The problem, which I'm sure Clarke and Simon fully understand, is that there isn't going to be a congressional resolution this time – in fact I'd be very surprised if the administration gives the leadership of either party more than 24 hours notice before the bombing begins. No marketing campaigns, no debates, no arms twisted in the Oval Office. Just a fait accompli. (That's French for: "Choke on it, suckers.")
It's already obvious: This one's going to be a unitary executive special – right down the line. The administration's vanished political capital leaves it no other way. When you've got nothing, you've got nothing to lose.
So what, exactly, is there for Congress to ask the "hard questions" about? And what answers would it get, other than: "That's classified," or "That's a privileged executive branch communication"? And how is a rubber stamp Congress supposed to stop a war that officially isn't on the drawing boards? Particularly when the Republican majority hopes – or at least understands – it could be the magic bullet, so to speak, that saves their sorry asses this November?
To ask these questions is to answer them.
This is certainly sobering enough. While I hope that something will intervene in this nightmare, I have come to the conclusion that it will happen. For me, that day will mark the death of liberal democracy in the United States. It's on life support right now, though occasionally it does rally enough to be pushed around in a wheelchair (the immigration rallies of the last few weeks, for example).
Liberal democracy is not some veil of illusion that "Power" deploys to bamboozle "The People." It is a set of very concrete principles and institutions designed from the ground up for a population to use to organize their own power into competing self-interested factions, who then compromise in order to persist. No one gets all they want, and some factions get more than they really deserve, but it works to curb the worst abuses.
In order to function properly, the competing blocks of power must be large enough to counterbalance each other, which in turn means competition and compromise within factions. It's a damn ingenious system, but it has an achilles heel. It assumes that there will be compromise when desires are in conflict. Not in every case, but over the long haul the contest will balance out.
The extreme right refuses to compromise and it has attracted a large enough support base that it can overwhelm alternative voices in its general constituency. It appeals not to principles or even to personal gain (except to the sliver of economic elites - the principle being greed and the gain being their own), but instead substitutes emotion politics - kicking Arab ass and saving the little feotuses for Jesus. It is a cynical, brilliant and ruthlessly effective operation.
What is happening on the left, however, is simply pathetic. Daily, I get to watch the "left's" favorite political activity: forming a circular firing squad. I was on Firedoglake the other day, and ended up removing it from my bookmark list. I read people griping about the fact that the Democratic Party backed candidate, Tammy Duckworth, beat the "real" "grassroots" candidate in the primary, accompanied by threats to not vote for Duckworth *because* she was promoted by the party.
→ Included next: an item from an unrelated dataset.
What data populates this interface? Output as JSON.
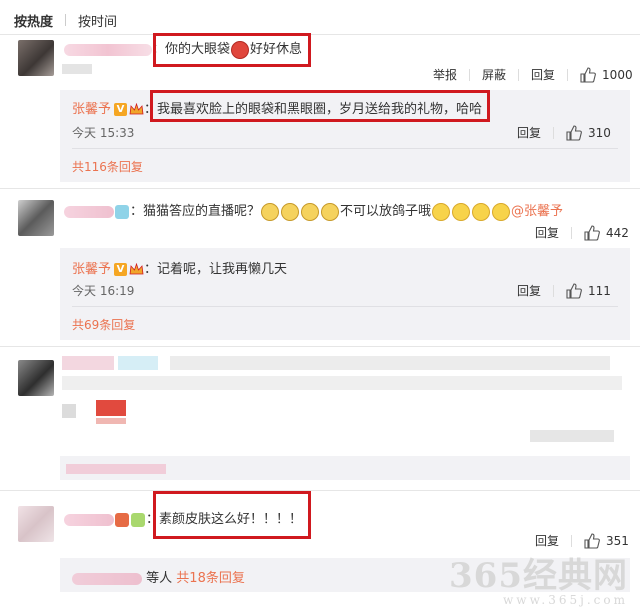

Uh, folks? The voters of that area preferred Duckworth. Are you now really going to throw the election to the Republican (a la the Naderites in 2000) because you have a chip on your shoulder over your gal losing the primary? Sounds like it. Or the caterwauling about how Pelosi is poseur scum when she posts to Kos (led by Hamsher herself) because Pelosi doesn't have 24/7/365 to read and respond to each whining, petulant, personally insulting post.
What I see on FDL is repeated daily on other sites where people pride themselves on rejecting the Democratic Party, making "no compromise" into a fetish. Beating up on the people who are facing one of the most savagely effective political machines in history ain't going to get you very far. Saying that unless the party caters to your idiosyncratic view, you can't be bothered to support it is a luxury you don't have anymore. Blaming "liberals" for not being you is simply adding more validity to the anti-liberal rhetoric of the right. Basically, the people at Little Green Footballs and at Daily Kos or FDL agree on one thing: it's the Democrats' fault, and they need to be driven out. They agree that there can be no compromise with these trecherous, un-American Democrats.
There is a very, very small window of opportunity for liberal democracy in the US. It's called the 2006 mid-terms. No, it won't stop Bush. As Billmon notes, he has nothing to lose no matter what he does, so there is no preventing the assault on Iran. It's not about trying to ameliorate a bad situation.It's not about planks in a party platform. It's about trying to wrest control of the government from people who really, truly, honest-to-God want to bring about Armegeddon.
THAT is the only issue up for a vote. I don't give a damn whether Tammy Duckworth is sufficiently whatever for your tastes - she's not a Republican. I don't care if she is the darling of the party dinosaurs - she is another body towards the majority. I don't care if the party votes to censure Bush - I want the party to gain a legislative majority because only that will give even a fighting chance to root out the fascists who are occupying the government right now.
Is it really going to take Bush nuking Iran to get the so-called "left" to act in their own self-interest - that interest being keeping the country from going fascist for a few generations? And, no, I am not impressed with the mouth-foaming hysteria that Reid & Pelosi are *just like* Frist and DeLay, so we're better off without them or they don't get rewards unless they vote the way you want. That's the thinking that got us George Bush instead of Al Gore.
Yeah, I know. It's a lost Kos.